> _RECORDS TO PROCESS_
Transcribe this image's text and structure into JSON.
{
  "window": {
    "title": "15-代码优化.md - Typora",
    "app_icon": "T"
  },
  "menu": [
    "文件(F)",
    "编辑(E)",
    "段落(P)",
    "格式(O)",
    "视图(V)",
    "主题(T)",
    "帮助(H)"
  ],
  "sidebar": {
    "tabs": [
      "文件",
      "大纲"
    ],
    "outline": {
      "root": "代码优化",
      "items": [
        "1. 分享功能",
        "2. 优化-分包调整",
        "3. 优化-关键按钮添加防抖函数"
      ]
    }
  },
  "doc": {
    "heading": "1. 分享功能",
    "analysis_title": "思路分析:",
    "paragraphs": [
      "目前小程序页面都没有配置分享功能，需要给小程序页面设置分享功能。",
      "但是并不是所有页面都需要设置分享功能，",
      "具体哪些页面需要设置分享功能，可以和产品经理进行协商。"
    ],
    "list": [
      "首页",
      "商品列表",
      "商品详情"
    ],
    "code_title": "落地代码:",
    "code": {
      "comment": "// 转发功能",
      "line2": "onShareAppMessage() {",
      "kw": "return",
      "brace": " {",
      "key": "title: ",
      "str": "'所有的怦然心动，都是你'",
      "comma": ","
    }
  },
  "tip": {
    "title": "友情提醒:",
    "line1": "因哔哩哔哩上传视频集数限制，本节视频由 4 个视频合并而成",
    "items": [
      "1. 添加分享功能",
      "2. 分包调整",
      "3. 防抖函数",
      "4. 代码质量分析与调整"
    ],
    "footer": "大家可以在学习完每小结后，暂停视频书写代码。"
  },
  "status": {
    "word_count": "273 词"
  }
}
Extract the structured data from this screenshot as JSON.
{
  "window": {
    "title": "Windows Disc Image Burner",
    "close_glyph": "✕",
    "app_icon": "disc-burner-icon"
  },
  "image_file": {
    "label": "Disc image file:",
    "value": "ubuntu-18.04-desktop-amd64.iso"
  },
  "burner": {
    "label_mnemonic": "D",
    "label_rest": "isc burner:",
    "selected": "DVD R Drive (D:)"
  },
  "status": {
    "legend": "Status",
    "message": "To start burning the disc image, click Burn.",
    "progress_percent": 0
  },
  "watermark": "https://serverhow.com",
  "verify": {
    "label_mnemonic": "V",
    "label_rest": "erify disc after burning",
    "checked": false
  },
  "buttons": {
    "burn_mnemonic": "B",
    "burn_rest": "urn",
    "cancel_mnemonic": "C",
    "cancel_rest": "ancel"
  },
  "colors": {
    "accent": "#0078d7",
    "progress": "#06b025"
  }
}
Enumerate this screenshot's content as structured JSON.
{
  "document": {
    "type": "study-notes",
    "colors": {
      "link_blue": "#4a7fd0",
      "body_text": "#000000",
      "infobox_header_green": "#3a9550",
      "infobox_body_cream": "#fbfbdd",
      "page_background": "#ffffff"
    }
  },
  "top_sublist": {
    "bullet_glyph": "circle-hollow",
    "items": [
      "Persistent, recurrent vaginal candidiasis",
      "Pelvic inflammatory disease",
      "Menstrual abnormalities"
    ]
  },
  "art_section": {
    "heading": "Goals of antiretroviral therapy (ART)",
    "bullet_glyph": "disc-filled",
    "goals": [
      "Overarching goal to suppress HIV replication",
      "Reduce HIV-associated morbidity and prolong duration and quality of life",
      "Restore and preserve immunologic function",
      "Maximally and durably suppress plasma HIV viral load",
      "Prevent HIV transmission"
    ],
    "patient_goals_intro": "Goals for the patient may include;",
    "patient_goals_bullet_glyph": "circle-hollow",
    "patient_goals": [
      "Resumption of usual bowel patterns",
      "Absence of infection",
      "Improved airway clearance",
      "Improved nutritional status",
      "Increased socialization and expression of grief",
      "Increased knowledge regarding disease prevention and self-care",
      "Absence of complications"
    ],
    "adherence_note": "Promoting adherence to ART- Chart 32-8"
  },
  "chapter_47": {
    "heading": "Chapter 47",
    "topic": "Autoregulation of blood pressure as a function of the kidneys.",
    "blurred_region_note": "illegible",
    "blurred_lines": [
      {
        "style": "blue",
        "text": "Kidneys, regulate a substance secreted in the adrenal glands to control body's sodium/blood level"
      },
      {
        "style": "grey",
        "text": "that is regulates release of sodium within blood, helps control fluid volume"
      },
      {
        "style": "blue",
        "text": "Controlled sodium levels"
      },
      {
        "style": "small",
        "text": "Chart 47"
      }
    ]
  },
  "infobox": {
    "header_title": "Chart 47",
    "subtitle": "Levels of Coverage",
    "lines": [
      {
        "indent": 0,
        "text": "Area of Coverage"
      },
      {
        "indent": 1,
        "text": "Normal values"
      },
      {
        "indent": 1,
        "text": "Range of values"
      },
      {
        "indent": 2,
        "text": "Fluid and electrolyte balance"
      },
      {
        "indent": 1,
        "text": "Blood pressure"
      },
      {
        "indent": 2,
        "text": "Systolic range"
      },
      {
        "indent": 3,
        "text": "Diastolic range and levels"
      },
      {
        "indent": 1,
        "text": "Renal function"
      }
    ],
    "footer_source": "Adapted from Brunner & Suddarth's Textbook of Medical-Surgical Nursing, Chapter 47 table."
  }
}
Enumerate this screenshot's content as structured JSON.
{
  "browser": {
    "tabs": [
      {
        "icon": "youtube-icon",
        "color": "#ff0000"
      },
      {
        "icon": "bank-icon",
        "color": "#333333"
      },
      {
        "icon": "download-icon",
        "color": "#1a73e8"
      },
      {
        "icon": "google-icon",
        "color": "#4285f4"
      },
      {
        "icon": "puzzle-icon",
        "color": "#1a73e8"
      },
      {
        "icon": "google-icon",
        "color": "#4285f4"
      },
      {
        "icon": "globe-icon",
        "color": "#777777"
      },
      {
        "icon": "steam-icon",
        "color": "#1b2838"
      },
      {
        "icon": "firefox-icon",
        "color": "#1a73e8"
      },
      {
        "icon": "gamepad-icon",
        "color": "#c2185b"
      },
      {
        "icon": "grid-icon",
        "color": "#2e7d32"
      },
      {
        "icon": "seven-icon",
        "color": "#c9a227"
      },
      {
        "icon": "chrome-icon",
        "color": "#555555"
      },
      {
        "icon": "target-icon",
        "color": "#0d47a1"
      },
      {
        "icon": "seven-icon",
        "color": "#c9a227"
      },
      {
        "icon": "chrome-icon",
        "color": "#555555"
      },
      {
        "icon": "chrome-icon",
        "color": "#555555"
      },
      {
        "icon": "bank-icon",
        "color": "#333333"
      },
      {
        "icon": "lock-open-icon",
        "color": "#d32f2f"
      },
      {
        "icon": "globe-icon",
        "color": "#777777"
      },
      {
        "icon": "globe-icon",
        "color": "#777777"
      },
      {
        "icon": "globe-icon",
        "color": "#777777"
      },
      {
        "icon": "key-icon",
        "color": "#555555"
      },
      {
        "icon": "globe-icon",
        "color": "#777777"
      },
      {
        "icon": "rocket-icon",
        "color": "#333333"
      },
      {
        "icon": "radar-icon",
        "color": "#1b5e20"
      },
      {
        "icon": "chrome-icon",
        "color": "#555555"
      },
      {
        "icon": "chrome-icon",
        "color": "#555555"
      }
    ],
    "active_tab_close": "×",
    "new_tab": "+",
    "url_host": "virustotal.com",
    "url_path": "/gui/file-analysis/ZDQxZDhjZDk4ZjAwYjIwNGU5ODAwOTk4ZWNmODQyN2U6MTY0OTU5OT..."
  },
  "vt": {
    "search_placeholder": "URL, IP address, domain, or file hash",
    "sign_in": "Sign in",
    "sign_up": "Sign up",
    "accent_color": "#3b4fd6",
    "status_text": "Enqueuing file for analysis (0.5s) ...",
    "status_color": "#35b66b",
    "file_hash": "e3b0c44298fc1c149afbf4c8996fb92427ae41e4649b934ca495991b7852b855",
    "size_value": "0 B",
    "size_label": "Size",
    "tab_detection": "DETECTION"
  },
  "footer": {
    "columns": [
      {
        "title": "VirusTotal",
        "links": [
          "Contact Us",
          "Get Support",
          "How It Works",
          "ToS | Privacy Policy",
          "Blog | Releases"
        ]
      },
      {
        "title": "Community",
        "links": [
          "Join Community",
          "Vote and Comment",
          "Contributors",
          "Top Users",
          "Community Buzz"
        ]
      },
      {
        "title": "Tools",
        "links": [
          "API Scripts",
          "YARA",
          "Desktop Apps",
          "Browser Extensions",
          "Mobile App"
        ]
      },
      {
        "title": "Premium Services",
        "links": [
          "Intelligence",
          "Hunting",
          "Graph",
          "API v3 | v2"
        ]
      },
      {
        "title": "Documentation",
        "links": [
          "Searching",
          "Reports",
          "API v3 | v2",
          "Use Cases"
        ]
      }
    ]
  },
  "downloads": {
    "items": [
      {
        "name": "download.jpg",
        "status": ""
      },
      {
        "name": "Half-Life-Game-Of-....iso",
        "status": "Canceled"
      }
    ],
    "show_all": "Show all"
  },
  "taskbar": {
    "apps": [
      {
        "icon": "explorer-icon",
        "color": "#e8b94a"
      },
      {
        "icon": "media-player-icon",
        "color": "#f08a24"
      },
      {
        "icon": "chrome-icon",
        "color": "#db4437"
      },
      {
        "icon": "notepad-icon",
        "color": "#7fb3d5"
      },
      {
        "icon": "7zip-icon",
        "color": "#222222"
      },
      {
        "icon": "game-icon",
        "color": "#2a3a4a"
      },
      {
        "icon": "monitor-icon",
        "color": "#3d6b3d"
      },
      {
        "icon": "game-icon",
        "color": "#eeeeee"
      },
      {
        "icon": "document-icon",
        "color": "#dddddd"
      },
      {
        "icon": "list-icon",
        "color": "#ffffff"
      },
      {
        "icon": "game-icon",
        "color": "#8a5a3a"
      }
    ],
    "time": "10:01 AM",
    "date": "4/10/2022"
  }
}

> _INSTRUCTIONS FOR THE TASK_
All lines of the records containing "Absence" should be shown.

> _SOLUTION TO THIS EXERCISE_
      "Absence of infection",
      "Absence of complications"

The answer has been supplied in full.